We had been rationing our food supplies to try to stay as long as possible but when we finally decided to bail off Kinabalu we started gorging ourselves on the remaining food, trying to lighten our loads for the next day. And so, after 7 nights in the Gurkha Hut, we packed our things up and started the descend down the mountain. Despite ridding ourselves of fuel/food our packs were heavy enough that the 10,000 foot descent was quad destroying. It took 4 days of rest before we could walk downstairs without pain.
Mt Kinabalu is a spectacular peak and the Gurkha Hut is the best base camp you could ever hope for in the mountains. The weather is a mixed bag: from reading the journals, there are spells of great weather so we just had some bad luck. And because of the elevation, temperatures are so much nicer than anywhere else in Malaysia (temperatures frequently drop to around freezing). And while a lot of the rock looks terrible (really sketchy loose flakes) there are sections that look fantastic.

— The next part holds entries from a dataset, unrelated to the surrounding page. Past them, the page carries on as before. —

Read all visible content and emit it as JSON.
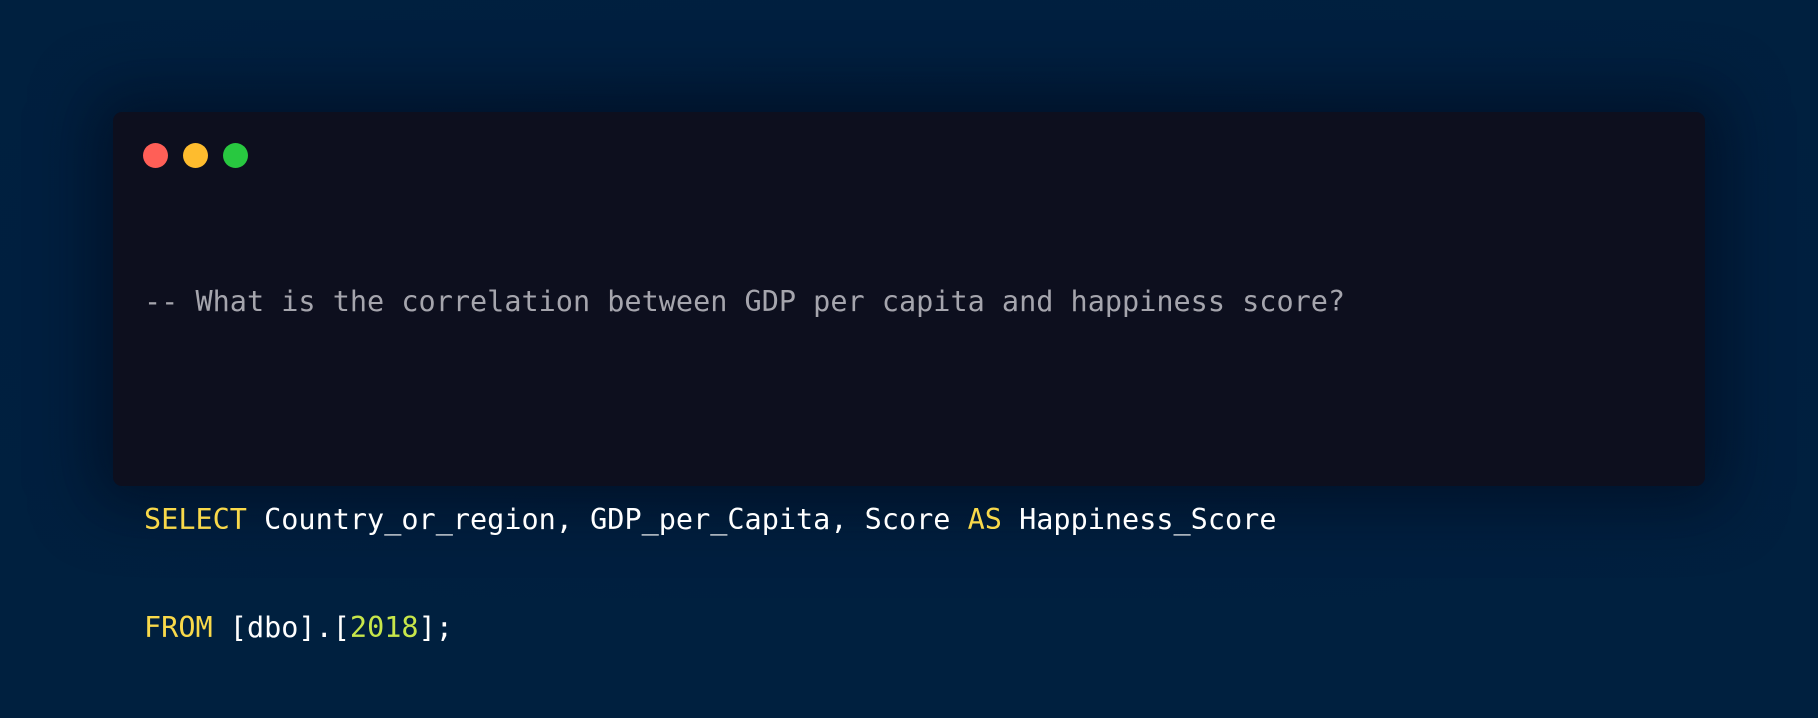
{
  "window": {
    "traffic_lights": [
      {
        "name": "close",
        "color": "#ff5f57"
      },
      {
        "name": "minimize",
        "color": "#febc2e"
      },
      {
        "name": "maximize",
        "color": "#28c840"
      }
    ]
  },
  "code": {
    "comment": "-- What is the correlation between GDP per capita and happiness score?",
    "line1": {
      "kw_select": "SELECT",
      "columns": " Country_or_region, GDP_per_Capita, Score ",
      "kw_as": "AS",
      "alias": " Happiness_Score"
    },
    "line2": {
      "kw_from": "FROM",
      "table_prefix": " [dbo].[",
      "table_number": "2018",
      "table_suffix": "];"
    }
  }
}
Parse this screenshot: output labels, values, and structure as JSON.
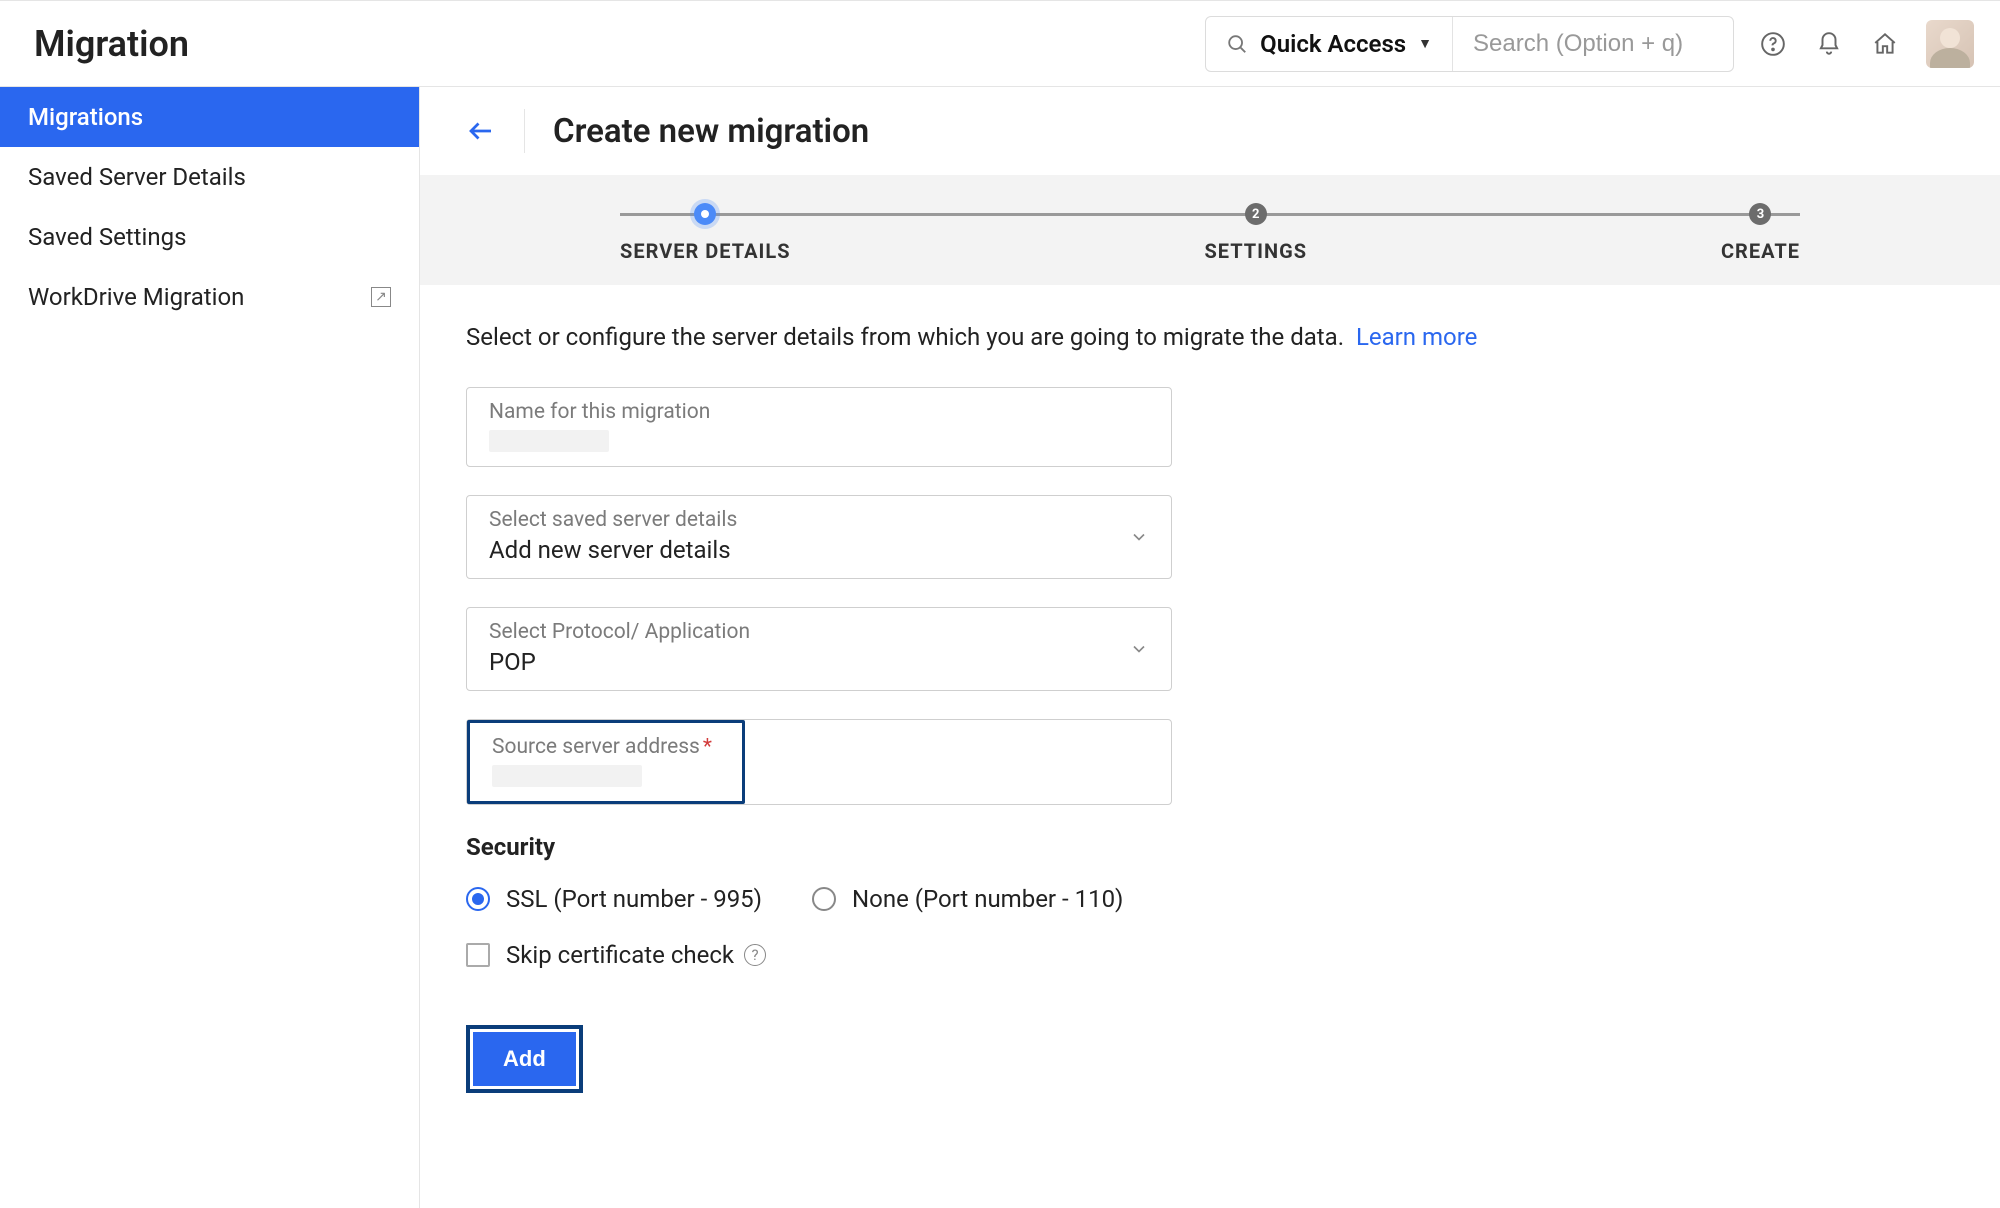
{
  "header": {
    "title": "Migration",
    "quick_access_label": "Quick Access",
    "search_placeholder": "Search (Option + q)"
  },
  "sidebar": {
    "items": [
      {
        "label": "Migrations"
      },
      {
        "label": "Saved Server Details"
      },
      {
        "label": "Saved Settings"
      },
      {
        "label": "WorkDrive Migration"
      }
    ]
  },
  "page": {
    "title": "Create new migration",
    "description": "Select or configure the server details from which you are going to migrate the data.",
    "learn_more": "Learn more"
  },
  "stepper": {
    "steps": [
      {
        "label": "SERVER DETAILS",
        "num": ""
      },
      {
        "label": "SETTINGS",
        "num": "2"
      },
      {
        "label": "CREATE",
        "num": "3"
      }
    ]
  },
  "form": {
    "migration_name": {
      "label": "Name for this migration",
      "value": ""
    },
    "saved_server": {
      "label": "Select saved server details",
      "value": "Add new server details"
    },
    "protocol": {
      "label": "Select Protocol/ Application",
      "value": "POP"
    },
    "source_server": {
      "label": "Source server address",
      "value": "",
      "required": true
    },
    "security": {
      "title": "Security",
      "ssl_label": "SSL (Port number - 995)",
      "none_label": "None (Port number - 110)",
      "skip_cert_label": "Skip certificate check"
    },
    "add_button": "Add"
  }
}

I won’t give away all the places I found but No Name Peak and Victoria Peak might be good places to find solid rock.
But park management left a bitter taste in our mouths. I would like to return and try our luck again in a couple years but there’s many other places out there, most of which don’t have such hassles involved. Still, as far as adventure climbing in South East Asia goes, it doesn’t get much better than this. If you’re thinking about making a trip there, feel free to PM or respond here and I can fill you in on all the details. Of course, there’s no guarantee things won’t be very different in a few years!
If doing technical routes, bring at least a set of cams and nuts. A hammer, some pins, and a bolt kit (for bolt replacement) would be advisable. 2 ropes are a good idea for any of the bigger routes
It's about 9km and 10000 feet of elevation to make it to the Gurkha Hut. If you have a heavy load, be ready for some pain. Or fork over the money for a porter (might be costly).